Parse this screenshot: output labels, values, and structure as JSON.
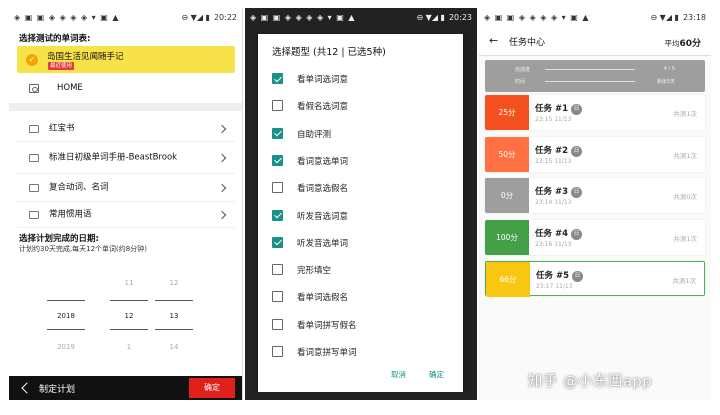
{
  "screen1": {
    "status": {
      "time": "20:22"
    },
    "title": "选择测试的单词表:",
    "selected": {
      "name": "岛国生活见闻随手记",
      "tag": "最近使用"
    },
    "home": "HOME",
    "lists": [
      "红宝书",
      "标准日初级单词手册-BeastBrook",
      "复合动词、名词",
      "常用惯用语"
    ],
    "plan_title": "选择计划完成的日期:",
    "plan_sub": "计划约30天完成,每天12个单词(约8分钟)",
    "picker": {
      "year": [
        "",
        "2018",
        "2019"
      ],
      "month": [
        "11",
        "12",
        "1"
      ],
      "day": [
        "12",
        "13",
        "14"
      ]
    },
    "bottom": {
      "title": "制定计划",
      "ok": "确定"
    }
  },
  "screen2": {
    "status": {
      "time": "20:23"
    },
    "dialog_title": "选择题型 (共12 | 已选5种)",
    "options": [
      {
        "label": "看单词选词意",
        "checked": true
      },
      {
        "label": "看假名选词意",
        "checked": false
      },
      {
        "label": "自助评测",
        "checked": true
      },
      {
        "label": "看词意选单词",
        "checked": true
      },
      {
        "label": "看词意选假名",
        "checked": false
      },
      {
        "label": "听发音选词意",
        "checked": true
      },
      {
        "label": "听发音选单词",
        "checked": true
      },
      {
        "label": "完形填空",
        "checked": false
      },
      {
        "label": "看单词选假名",
        "checked": false
      },
      {
        "label": "看单词拼写假名",
        "checked": false
      },
      {
        "label": "看词意拼写单词",
        "checked": false
      }
    ],
    "cancel": "取消",
    "ok": "确定"
  },
  "screen3": {
    "status": {
      "time": "23:18"
    },
    "title": "任务中心",
    "avg_label": "平均",
    "avg_value": "60分",
    "summary": {
      "done_label": "完成度",
      "done_value": "4 / 5",
      "time_label": "时间",
      "time_value": "剩余5天"
    },
    "badge": "日",
    "tasks": [
      {
        "score": "25分",
        "name": "任务 #1",
        "time": "23:15 11/13",
        "count": "共测1次",
        "color": "#f4511e"
      },
      {
        "score": "50分",
        "name": "任务 #2",
        "time": "23:15 11/13",
        "count": "共测1次",
        "color": "#ff7043"
      },
      {
        "score": "0分",
        "name": "任务 #3",
        "time": "23:14 11/13",
        "count": "共测0次",
        "color": "#9e9e9e"
      },
      {
        "score": "100分",
        "name": "任务 #4",
        "time": "23:16 11/13",
        "count": "共测1次",
        "color": "#43a047"
      },
      {
        "score": "66分",
        "name": "任务 #5",
        "time": "23:17 11/13",
        "count": "共测1次",
        "color": "#f9c712"
      }
    ]
  },
  "watermark": "知乎 @小东西app"
}
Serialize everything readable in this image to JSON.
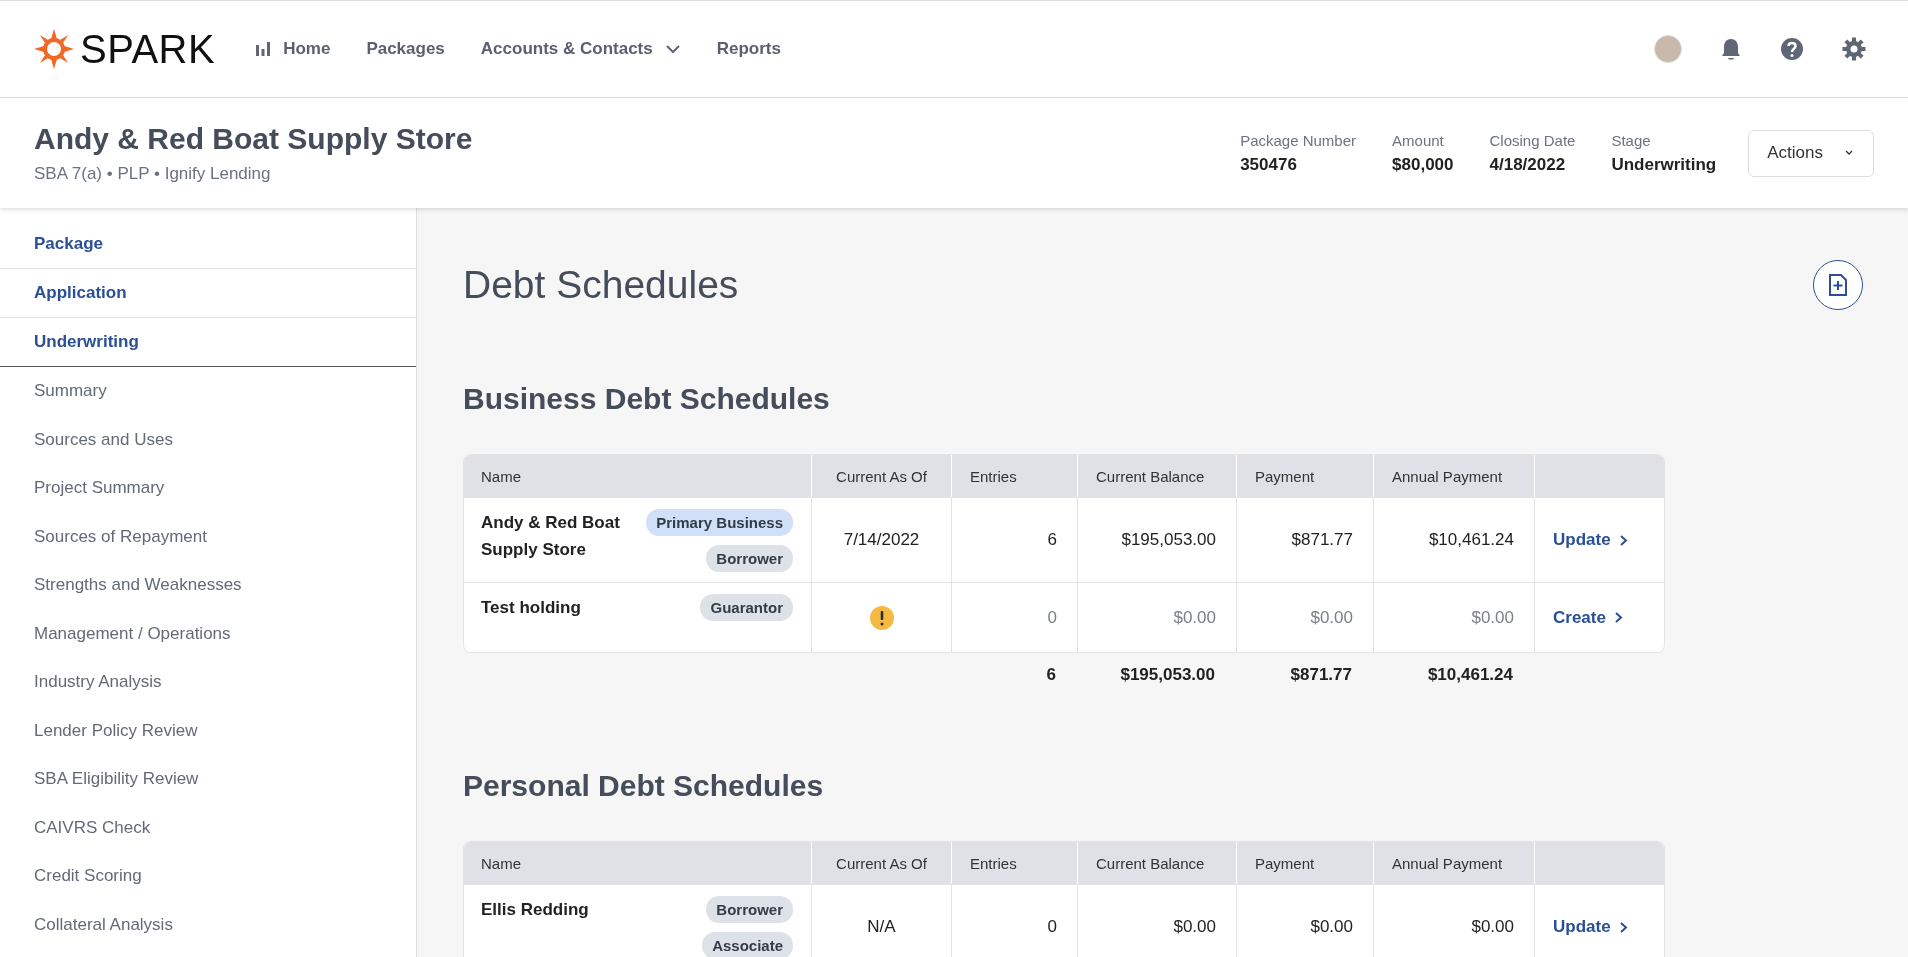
{
  "brand": {
    "name": "SPARK"
  },
  "nav": [
    {
      "label": "Home",
      "kind": "chart"
    },
    {
      "label": "Packages",
      "kind": "link"
    },
    {
      "label": "Accounts & Contacts",
      "kind": "dropdown"
    },
    {
      "label": "Reports",
      "kind": "link"
    }
  ],
  "package": {
    "title": "Andy & Red Boat Supply Store",
    "subtitle": "SBA 7(a) • PLP • Ignify Lending",
    "meta": [
      {
        "label": "Package Number",
        "value": "350476"
      },
      {
        "label": "Amount",
        "value": "$80,000"
      },
      {
        "label": "Closing Date",
        "value": "4/18/2022"
      },
      {
        "label": "Stage",
        "value": "Underwriting"
      }
    ],
    "actions_button": "Actions"
  },
  "sidebar": {
    "sections": [
      {
        "label": "Package",
        "expanded": false
      },
      {
        "label": "Application",
        "expanded": false
      },
      {
        "label": "Underwriting",
        "expanded": true,
        "children": [
          {
            "label": "Summary"
          },
          {
            "label": "Sources and Uses"
          },
          {
            "label": "Project Summary"
          },
          {
            "label": "Sources of Repayment"
          },
          {
            "label": "Strengths and Weaknesses"
          },
          {
            "label": "Management / Operations"
          },
          {
            "label": "Industry Analysis"
          },
          {
            "label": "Lender Policy Review"
          },
          {
            "label": "SBA Eligibility Review"
          },
          {
            "label": "CAIVRS Check"
          },
          {
            "label": "Credit Scoring"
          },
          {
            "label": "Collateral Analysis"
          }
        ]
      }
    ]
  },
  "page_title": "Debt Schedules",
  "schedules": [
    {
      "title": "Business Debt Schedules",
      "columns": [
        "Name",
        "Current As Of",
        "Entries",
        "Current Balance",
        "Payment",
        "Annual Payment"
      ],
      "rows": [
        {
          "name": "Andy & Red Boat Supply Store",
          "tags": [
            {
              "label": "Primary Business",
              "color": "#cfe0f8"
            },
            {
              "label": "Borrower",
              "color": "#dde2e9"
            }
          ],
          "current_as_of": "7/14/2022",
          "warning": false,
          "muted": false,
          "entries": "6",
          "current_balance": "$195,053.00",
          "payment": "$871.77",
          "annual_payment": "$10,461.24",
          "action": "Update"
        },
        {
          "name": "Test holding",
          "tags": [
            {
              "label": "Guarantor",
              "color": "#dde2e9"
            }
          ],
          "current_as_of": "",
          "warning": true,
          "muted": true,
          "entries": "0",
          "current_balance": "$0.00",
          "payment": "$0.00",
          "annual_payment": "$0.00",
          "action": "Create"
        }
      ],
      "totals": {
        "entries": "6",
        "current_balance": "$195,053.00",
        "payment": "$871.77",
        "annual_payment": "$10,461.24"
      }
    },
    {
      "title": "Personal Debt Schedules",
      "columns": [
        "Name",
        "Current As Of",
        "Entries",
        "Current Balance",
        "Payment",
        "Annual Payment"
      ],
      "rows": [
        {
          "name": "Ellis Redding",
          "tags": [
            {
              "label": "Borrower",
              "color": "#dde2e9"
            },
            {
              "label": "Associate",
              "color": "#dde2e9"
            }
          ],
          "current_as_of": "N/A",
          "warning": false,
          "muted": false,
          "entries": "0",
          "current_balance": "$0.00",
          "payment": "$0.00",
          "annual_payment": "$0.00",
          "action": "Update"
        }
      ]
    }
  ]
}
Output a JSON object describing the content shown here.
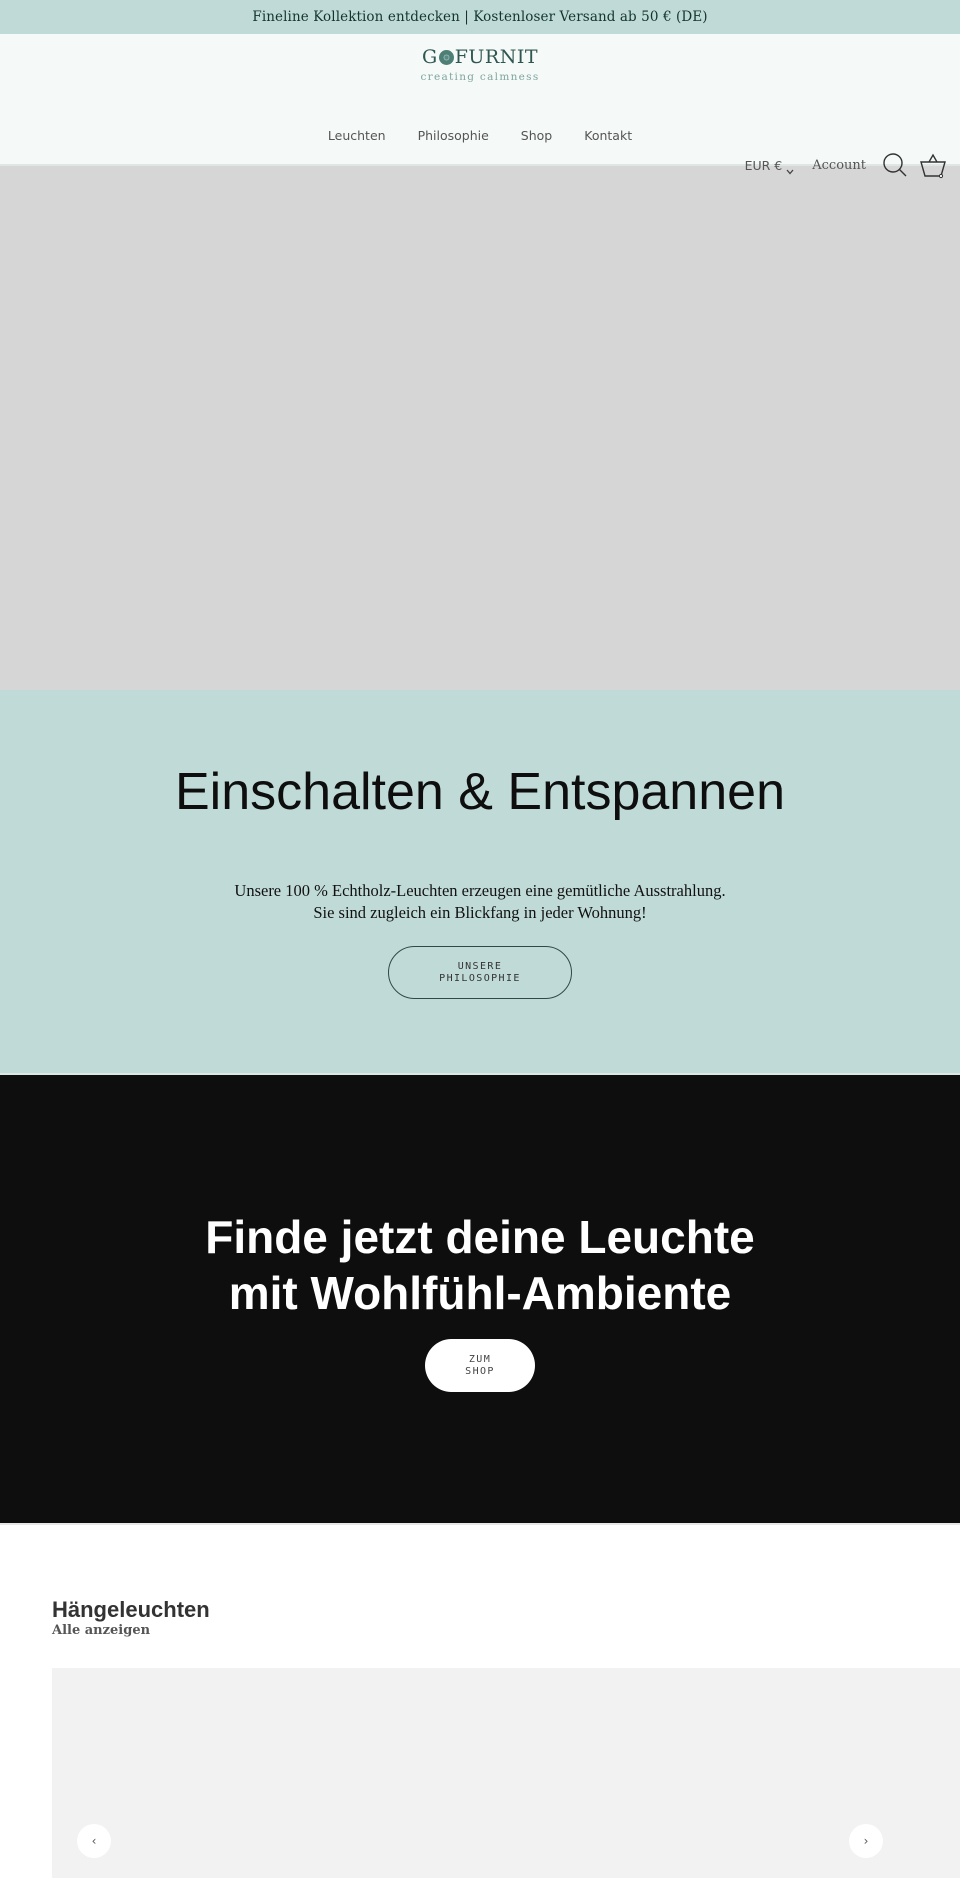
{
  "announcement": {
    "text": "Fineline Kollektion entdecken | Kostenloser Versand ab 50 €  (DE)"
  },
  "header": {
    "logo": {
      "word_before": "G",
      "word_after": "FURNIT",
      "tagline": "creating calmness",
      "mark_icon": "logo-circle-icon"
    },
    "nav": [
      {
        "label": "Leuchten"
      },
      {
        "label": "Philosophie"
      },
      {
        "label": "Shop"
      },
      {
        "label": "Kontakt"
      }
    ],
    "currency": {
      "label": "EUR €",
      "icon": "chevron-down-icon"
    },
    "account_label": "Account",
    "icons": [
      "search-icon",
      "basket-icon"
    ]
  },
  "hero": {
    "image": "hero-image-placeholder"
  },
  "intro": {
    "title": "Einschalten & Entspannen",
    "text_line1": "Unsere 100 % Echtholz-Leuchten erzeugen eine gemütliche Ausstrahlung.",
    "text_line2": "Sie sind zugleich ein Blickfang in jeder Wohnung!",
    "button_label": "UNSERE\nPHILOSOPHIE",
    "background": "#c0dbd7"
  },
  "cta": {
    "title": "Finde jetzt deine Leuchte\nmit Wohlfühl-Ambiente",
    "button_label": "ZUM\nSHOP",
    "background": "#0e0e0e"
  },
  "collection": {
    "title": "Hängeleuchten",
    "link_label": "Alle anzeigen",
    "prev_icon": "‹",
    "next_icon": "›"
  }
}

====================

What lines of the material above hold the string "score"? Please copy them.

RESPONSE:
        "score": "25分",
        "score": "50分",
        "score": "0分",
        "score": "100分",
        "score": "66分",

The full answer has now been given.